↓

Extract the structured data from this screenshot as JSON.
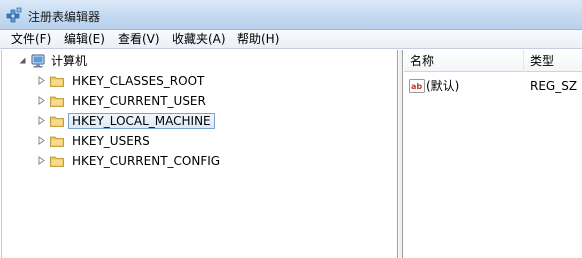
{
  "window": {
    "title": "注册表编辑器"
  },
  "menu": {
    "file": "文件(F)",
    "edit": "编辑(E)",
    "view": "查看(V)",
    "favorites": "收藏夹(A)",
    "help": "帮助(H)"
  },
  "tree": {
    "root": {
      "label": "计算机",
      "icon": "computer-icon"
    },
    "keys": [
      {
        "label": "HKEY_CLASSES_ROOT",
        "icon": "folder-icon",
        "selected": false
      },
      {
        "label": "HKEY_CURRENT_USER",
        "icon": "folder-icon",
        "selected": false
      },
      {
        "label": "HKEY_LOCAL_MACHINE",
        "icon": "folder-icon",
        "selected": true
      },
      {
        "label": "HKEY_USERS",
        "icon": "folder-icon",
        "selected": false
      },
      {
        "label": "HKEY_CURRENT_CONFIG",
        "icon": "folder-icon",
        "selected": false
      }
    ]
  },
  "list": {
    "columns": {
      "name": "名称",
      "type": "类型"
    },
    "rows": [
      {
        "name": "(默认)",
        "type": "REG_SZ",
        "icon": "string-value-icon"
      }
    ]
  },
  "colors": {
    "selection_border": "#7da2ce",
    "folder": "#e8c35a",
    "titlebar": "#c4daf2"
  }
}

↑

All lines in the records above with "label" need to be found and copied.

RESULT OF THE EXERCISE
      "label": "计算机",
        "label": "HKEY_CLASSES_ROOT",
        "label": "HKEY_CURRENT_USER",
        "label": "HKEY_LOCAL_MACHINE",
        "label": "HKEY_USERS",
        "label": "HKEY_CURRENT_CONFIG",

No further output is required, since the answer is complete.